In full and without edits, write out the data that follows.

▬▬▬▬▬▬▬▬▬▬

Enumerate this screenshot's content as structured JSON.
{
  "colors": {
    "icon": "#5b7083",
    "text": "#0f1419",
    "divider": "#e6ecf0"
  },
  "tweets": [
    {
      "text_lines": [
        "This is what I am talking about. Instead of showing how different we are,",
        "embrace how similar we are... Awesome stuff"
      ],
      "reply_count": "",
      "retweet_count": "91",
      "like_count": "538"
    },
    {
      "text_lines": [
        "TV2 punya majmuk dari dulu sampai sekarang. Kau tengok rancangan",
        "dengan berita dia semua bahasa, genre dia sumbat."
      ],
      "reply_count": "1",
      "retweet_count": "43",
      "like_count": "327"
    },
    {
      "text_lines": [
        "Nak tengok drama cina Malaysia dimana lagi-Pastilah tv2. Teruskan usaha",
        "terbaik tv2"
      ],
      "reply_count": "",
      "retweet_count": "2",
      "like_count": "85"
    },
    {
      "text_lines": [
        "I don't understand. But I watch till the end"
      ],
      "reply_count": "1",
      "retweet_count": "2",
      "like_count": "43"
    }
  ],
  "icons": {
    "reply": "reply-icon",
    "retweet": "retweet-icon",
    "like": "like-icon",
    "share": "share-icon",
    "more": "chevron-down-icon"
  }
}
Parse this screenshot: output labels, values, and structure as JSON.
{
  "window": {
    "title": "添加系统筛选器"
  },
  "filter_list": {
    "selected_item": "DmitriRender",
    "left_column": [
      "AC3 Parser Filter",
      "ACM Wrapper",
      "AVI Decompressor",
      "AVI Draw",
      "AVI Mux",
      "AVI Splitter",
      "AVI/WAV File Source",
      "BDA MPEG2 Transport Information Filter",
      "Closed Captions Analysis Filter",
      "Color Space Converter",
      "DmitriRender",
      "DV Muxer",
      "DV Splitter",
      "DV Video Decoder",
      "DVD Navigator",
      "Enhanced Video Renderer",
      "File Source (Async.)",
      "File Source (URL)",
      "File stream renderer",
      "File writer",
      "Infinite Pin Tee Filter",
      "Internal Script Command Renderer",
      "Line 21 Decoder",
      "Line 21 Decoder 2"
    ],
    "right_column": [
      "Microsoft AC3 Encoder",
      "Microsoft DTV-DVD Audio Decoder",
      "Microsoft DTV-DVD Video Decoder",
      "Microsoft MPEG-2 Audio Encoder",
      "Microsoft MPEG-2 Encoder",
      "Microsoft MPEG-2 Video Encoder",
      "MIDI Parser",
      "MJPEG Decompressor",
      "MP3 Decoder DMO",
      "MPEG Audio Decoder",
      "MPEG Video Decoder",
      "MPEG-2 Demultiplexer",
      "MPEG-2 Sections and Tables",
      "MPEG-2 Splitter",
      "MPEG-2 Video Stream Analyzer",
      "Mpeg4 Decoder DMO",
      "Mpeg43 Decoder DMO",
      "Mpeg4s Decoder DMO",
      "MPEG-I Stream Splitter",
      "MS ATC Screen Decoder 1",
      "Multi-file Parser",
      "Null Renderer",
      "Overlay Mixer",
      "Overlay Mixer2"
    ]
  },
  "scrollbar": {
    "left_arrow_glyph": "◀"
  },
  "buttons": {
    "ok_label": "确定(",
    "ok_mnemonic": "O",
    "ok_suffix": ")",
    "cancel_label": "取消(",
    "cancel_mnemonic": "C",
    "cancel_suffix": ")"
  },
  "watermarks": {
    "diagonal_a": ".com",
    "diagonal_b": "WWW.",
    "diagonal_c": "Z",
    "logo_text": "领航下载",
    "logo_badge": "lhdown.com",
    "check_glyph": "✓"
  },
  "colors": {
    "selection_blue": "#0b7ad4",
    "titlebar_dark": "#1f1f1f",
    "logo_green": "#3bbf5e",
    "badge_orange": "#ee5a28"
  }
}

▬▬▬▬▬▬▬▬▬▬

▸ ANSWER BOX:
Enumerate this screenshot's content as structured JSON.
{
  "colors": {
    "icon": "#5b7083",
    "text": "#0f1419",
    "divider": "#e6ecf0"
  },
  "tweets": [
    {
      "text_lines": [
        "This is what I am talking about. Instead of showing how different we are,",
        "embrace how similar we are... Awesome stuff"
      ],
      "reply_count": "",
      "retweet_count": "91",
      "like_count": "538"
    },
    {
      "text_lines": [
        "TV2 punya majmuk dari dulu sampai sekarang. Kau tengok rancangan",
        "dengan berita dia semua bahasa, genre dia sumbat."
      ],
      "reply_count": "1",
      "retweet_count": "43",
      "like_count": "327"
    },
    {
      "text_lines": [
        "Nak tengok drama cina Malaysia dimana lagi-Pastilah tv2. Teruskan usaha",
        "terbaik tv2"
      ],
      "reply_count": "",
      "retweet_count": "2",
      "like_count": "85"
    },
    {
      "text_lines": [
        "I don't understand. But I watch till the end"
      ],
      "reply_count": "1",
      "retweet_count": "2",
      "like_count": "43"
    }
  ],
  "icons": {
    "reply": "reply-icon",
    "retweet": "retweet-icon",
    "like": "like-icon",
    "share": "share-icon",
    "more": "chevron-down-icon"
  }
}
Parse this screenshot: output labels, values, and structure as JSON.
{
  "window": {
    "title": "添加系统筛选器"
  },
  "filter_list": {
    "selected_item": "DmitriRender",
    "left_column": [
      "AC3 Parser Filter",
      "ACM Wrapper",
      "AVI Decompressor",
      "AVI Draw",
      "AVI Mux",
      "AVI Splitter",
      "AVI/WAV File Source",
      "BDA MPEG2 Transport Information Filter",
      "Closed Captions Analysis Filter",
      "Color Space Converter",
      "DmitriRender",
      "DV Muxer",
      "DV Splitter",
      "DV Video Decoder",
      "DVD Navigator",
      "Enhanced Video Renderer",
      "File Source (Async.)",
      "File Source (URL)",
      "File stream renderer",
      "File writer",
      "Infinite Pin Tee Filter",
      "Internal Script Command Renderer",
      "Line 21 Decoder",
      "Line 21 Decoder 2"
    ],
    "right_column": [
      "Microsoft AC3 Encoder",
      "Microsoft DTV-DVD Audio Decoder",
      "Microsoft DTV-DVD Video Decoder",
      "Microsoft MPEG-2 Audio Encoder",
      "Microsoft MPEG-2 Encoder",
      "Microsoft MPEG-2 Video Encoder",
      "MIDI Parser",
      "MJPEG Decompressor",
      "MP3 Decoder DMO",
      "MPEG Audio Decoder",
      "MPEG Video Decoder",
      "MPEG-2 Demultiplexer",
      "MPEG-2 Sections and Tables",
      "MPEG-2 Splitter",
      "MPEG-2 Video Stream Analyzer",
      "Mpeg4 Decoder DMO",
      "Mpeg43 Decoder DMO",
      "Mpeg4s Decoder DMO",
      "MPEG-I Stream Splitter",
      "MS ATC Screen Decoder 1",
      "Multi-file Parser",
      "Null Renderer",
      "Overlay Mixer",
      "Overlay Mixer2"
    ]
  },
  "scrollbar": {
    "left_arrow_glyph": "◀"
  },
  "buttons": {
    "ok_label": "确定(",
    "ok_mnemonic": "O",
    "ok_suffix": ")",
    "cancel_label": "取消(",
    "cancel_mnemonic": "C",
    "cancel_suffix": ")"
  },
  "watermarks": {
    "diagonal_a": ".com",
    "diagonal_b": "WWW.",
    "diagonal_c": "Z",
    "logo_text": "领航下载",
    "logo_badge": "lhdown.com",
    "check_glyph": "✓"
  },
  "colors": {
    "selection_blue": "#0b7ad4",
    "titlebar_dark": "#1f1f1f",
    "logo_green": "#3bbf5e",
    "badge_orange": "#ee5a28"
  }
}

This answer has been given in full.